the rack, bring them to me to be labeled and
taped then make observations at your desk.”
Begin helping students tape their pipe
cleaners to the board and orient name tags to
the pipe cleaners have white beads on the
right side.
3. “ OK it looks like everyone is done, if you Provide multiple means of representation and
need more time you can share with a partner options for comprehension. They are forced to
and finish during work stations. I’m going to activate their background knowledge to complete
show you a number on my rack and I want the task, as well as highlight patterns, big ideas and
you to tell me what it is and how you know relationships between the numbers. The task allows 6
that.” (show six beads and listen to their them to express and deepen their ideas in multiple
explanations) “Now I want you to show me ways.
(Add rows as needed)

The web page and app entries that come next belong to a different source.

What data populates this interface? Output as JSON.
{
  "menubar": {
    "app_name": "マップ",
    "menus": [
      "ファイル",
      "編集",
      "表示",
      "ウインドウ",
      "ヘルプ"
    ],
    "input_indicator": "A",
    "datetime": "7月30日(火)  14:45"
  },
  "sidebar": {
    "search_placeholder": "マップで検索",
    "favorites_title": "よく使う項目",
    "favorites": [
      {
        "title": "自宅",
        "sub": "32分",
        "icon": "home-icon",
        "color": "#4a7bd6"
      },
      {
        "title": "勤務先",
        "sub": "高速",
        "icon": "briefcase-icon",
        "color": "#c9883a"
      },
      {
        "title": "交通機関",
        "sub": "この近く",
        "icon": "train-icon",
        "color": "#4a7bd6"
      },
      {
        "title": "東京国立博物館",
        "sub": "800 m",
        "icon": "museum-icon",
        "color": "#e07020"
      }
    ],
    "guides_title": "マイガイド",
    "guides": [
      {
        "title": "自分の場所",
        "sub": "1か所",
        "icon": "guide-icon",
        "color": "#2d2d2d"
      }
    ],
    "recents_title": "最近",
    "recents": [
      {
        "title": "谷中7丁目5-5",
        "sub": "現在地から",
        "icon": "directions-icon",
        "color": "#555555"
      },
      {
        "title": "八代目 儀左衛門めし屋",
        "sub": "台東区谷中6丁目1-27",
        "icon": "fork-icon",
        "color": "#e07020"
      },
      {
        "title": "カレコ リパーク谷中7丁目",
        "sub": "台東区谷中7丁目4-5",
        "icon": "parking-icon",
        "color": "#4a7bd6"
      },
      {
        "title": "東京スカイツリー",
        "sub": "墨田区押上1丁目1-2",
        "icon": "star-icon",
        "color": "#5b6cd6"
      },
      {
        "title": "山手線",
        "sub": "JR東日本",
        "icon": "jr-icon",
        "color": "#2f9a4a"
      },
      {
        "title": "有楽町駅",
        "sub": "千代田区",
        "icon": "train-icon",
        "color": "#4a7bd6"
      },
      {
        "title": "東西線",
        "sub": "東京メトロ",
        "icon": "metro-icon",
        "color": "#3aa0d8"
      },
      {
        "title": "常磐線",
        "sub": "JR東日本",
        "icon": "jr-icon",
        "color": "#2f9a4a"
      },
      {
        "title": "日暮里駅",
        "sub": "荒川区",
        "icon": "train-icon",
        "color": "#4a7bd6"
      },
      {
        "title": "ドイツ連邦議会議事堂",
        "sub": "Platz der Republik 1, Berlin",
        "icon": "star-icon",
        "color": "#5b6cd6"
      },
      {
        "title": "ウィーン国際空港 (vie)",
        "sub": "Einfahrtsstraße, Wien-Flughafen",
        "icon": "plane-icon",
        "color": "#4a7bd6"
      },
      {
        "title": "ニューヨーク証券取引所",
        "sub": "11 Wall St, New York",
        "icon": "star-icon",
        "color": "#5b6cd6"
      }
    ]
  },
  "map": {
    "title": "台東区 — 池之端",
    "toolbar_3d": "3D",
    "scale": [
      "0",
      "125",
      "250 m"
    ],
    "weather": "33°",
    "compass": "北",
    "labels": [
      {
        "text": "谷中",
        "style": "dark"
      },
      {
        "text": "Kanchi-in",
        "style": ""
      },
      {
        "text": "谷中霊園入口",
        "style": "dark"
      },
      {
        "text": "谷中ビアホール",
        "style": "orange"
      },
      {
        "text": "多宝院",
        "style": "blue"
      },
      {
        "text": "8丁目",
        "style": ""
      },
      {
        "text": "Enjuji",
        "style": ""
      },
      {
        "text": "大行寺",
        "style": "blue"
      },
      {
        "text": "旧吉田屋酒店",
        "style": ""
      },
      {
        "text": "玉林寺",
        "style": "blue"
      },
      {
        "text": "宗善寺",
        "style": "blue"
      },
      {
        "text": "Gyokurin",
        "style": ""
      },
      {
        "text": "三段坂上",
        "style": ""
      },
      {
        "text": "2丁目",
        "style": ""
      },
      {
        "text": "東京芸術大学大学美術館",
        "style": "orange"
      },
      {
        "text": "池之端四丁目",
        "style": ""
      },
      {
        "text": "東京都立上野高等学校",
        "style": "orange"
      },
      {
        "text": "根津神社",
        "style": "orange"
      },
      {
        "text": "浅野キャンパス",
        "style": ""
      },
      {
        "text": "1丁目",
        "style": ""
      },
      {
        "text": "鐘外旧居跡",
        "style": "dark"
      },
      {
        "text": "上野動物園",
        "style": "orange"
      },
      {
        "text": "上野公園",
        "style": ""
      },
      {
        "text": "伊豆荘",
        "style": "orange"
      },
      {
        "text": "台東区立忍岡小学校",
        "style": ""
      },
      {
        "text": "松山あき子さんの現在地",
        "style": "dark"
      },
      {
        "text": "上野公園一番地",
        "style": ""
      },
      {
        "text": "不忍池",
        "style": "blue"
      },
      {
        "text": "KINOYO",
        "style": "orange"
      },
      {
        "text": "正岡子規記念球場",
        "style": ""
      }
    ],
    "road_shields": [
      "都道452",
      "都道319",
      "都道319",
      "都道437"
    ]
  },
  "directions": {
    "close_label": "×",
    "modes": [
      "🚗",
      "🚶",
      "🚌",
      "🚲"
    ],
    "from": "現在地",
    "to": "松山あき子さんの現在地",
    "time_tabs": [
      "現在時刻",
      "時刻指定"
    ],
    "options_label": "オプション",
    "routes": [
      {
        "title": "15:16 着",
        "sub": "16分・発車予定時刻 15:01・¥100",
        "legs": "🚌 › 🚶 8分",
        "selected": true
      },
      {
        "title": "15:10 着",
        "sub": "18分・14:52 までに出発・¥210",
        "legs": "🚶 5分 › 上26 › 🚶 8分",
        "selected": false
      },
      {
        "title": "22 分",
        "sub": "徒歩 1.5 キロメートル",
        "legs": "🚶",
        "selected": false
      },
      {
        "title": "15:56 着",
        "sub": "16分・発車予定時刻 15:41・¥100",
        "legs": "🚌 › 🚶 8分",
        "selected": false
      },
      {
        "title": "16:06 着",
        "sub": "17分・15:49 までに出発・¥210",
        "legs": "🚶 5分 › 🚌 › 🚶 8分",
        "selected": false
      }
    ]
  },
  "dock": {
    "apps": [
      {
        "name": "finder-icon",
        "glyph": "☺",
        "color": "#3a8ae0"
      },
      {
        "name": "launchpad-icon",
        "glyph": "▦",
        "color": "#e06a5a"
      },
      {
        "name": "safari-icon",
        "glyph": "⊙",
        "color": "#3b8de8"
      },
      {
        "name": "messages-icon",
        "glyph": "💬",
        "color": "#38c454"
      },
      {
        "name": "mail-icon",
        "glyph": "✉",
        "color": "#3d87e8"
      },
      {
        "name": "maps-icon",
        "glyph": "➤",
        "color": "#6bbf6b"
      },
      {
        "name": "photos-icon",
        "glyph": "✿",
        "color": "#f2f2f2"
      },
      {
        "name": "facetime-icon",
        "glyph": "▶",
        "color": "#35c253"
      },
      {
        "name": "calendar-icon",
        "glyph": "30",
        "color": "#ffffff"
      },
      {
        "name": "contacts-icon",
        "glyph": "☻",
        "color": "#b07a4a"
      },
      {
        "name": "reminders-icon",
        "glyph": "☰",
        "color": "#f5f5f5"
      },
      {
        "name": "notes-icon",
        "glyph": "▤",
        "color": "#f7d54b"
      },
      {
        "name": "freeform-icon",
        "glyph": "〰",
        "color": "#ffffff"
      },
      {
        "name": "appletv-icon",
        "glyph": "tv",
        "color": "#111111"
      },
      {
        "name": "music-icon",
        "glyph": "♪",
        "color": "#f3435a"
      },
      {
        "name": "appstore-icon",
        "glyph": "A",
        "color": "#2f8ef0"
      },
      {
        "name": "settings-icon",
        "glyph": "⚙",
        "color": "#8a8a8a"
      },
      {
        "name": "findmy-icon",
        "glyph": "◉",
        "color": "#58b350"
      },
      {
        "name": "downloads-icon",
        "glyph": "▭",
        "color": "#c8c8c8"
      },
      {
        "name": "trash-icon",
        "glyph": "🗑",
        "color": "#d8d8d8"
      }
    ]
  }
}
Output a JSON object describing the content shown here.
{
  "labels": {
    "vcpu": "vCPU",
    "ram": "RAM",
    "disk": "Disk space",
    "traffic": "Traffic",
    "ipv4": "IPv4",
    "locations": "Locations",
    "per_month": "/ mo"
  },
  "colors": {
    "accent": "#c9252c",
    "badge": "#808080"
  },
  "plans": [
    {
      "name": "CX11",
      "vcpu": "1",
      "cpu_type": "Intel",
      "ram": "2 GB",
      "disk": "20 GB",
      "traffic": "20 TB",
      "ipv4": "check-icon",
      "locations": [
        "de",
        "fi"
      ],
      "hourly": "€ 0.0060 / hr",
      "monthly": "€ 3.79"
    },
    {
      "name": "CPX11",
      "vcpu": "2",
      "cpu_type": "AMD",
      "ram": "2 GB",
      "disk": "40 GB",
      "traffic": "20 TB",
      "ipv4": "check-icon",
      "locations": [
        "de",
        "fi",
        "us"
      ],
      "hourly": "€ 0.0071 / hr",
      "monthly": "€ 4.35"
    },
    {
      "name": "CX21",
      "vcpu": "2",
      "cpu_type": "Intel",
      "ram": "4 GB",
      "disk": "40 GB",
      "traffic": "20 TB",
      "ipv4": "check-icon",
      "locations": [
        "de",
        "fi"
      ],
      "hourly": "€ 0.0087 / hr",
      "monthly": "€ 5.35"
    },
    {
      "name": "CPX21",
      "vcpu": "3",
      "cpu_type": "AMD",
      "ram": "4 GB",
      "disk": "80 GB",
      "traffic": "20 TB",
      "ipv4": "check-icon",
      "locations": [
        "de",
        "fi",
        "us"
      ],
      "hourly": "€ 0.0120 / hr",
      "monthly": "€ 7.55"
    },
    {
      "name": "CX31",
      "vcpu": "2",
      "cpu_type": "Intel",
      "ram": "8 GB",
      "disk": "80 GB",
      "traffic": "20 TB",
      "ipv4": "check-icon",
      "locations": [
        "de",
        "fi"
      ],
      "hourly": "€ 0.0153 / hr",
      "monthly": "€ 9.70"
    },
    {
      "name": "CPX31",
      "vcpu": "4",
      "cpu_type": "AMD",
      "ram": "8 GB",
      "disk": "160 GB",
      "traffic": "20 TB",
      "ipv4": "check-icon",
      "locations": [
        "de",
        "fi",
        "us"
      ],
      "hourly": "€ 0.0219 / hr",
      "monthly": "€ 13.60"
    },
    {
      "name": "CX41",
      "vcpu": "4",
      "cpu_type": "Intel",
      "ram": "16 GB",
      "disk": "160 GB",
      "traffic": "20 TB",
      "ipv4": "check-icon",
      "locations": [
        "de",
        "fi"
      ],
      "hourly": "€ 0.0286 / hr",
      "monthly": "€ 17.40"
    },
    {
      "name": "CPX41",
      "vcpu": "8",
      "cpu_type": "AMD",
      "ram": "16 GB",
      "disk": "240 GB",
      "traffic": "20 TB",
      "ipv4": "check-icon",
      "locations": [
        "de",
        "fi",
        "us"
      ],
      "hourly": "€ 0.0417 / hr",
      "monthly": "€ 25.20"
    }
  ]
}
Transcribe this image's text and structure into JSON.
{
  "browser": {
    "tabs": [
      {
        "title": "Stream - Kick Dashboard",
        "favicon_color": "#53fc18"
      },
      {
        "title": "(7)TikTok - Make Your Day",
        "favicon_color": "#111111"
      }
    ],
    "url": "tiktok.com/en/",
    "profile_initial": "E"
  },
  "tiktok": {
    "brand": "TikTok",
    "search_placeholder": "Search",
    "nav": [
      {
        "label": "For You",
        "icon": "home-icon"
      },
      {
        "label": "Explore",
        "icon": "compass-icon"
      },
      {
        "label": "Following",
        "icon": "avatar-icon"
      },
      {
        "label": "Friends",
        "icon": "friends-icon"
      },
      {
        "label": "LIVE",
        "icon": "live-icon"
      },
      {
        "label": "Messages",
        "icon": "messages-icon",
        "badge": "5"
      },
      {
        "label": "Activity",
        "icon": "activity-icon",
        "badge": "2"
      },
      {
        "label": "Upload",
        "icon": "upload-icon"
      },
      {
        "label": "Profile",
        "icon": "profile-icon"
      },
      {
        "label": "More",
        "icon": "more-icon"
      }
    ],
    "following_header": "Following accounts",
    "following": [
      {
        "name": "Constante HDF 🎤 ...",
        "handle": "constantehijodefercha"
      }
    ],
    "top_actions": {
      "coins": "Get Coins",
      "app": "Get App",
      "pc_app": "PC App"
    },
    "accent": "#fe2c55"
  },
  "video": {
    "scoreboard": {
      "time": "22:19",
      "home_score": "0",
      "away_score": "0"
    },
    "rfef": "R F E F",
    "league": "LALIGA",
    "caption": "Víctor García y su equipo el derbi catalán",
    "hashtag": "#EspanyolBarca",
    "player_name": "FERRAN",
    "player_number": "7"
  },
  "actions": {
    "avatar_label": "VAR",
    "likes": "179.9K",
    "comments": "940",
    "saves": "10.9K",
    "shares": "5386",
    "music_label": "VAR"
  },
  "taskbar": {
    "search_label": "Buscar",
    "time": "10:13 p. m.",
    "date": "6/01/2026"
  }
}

b. Closure: Closure is the signal to students that the lesson is now coming to an end. In closure, teachers
review the learning targets (what was taught) for the day and refocus on what is important.

We will go over how to create numbers on their own racks and also how doing these tasks, such as
counting by 1 or grouping to answer questions, falls in line with our targets.

c. Independent Practice: Describe how students will extend their experiences with the content and
demonstrate understanding in a new and different context (perhaps even outside of the classroom). Include
possible family interaction (identify at least one way in which you might involve students’ families in this
instructional plan.)

With the upcoming lessons involving their number racks and problem solving with their racks I will have
them take their racks home and complete assignments that involve finding and creating different numbers
with their racks that parents can assist on for homework and individual practice.

d. Instructional Materials, Resources, and Technology: Attach a copy of ALL materials the teacher and
students will use during the lesson; e.g., handouts, worksheets, multi-media tools, and any assessment
materials utilized.

Beads, Pipe cleaners, Boards, Name Labels, Teacher demonstration rack, tape

e. Acknowledgements: Acknowledge your sources

Brides Math Learning Center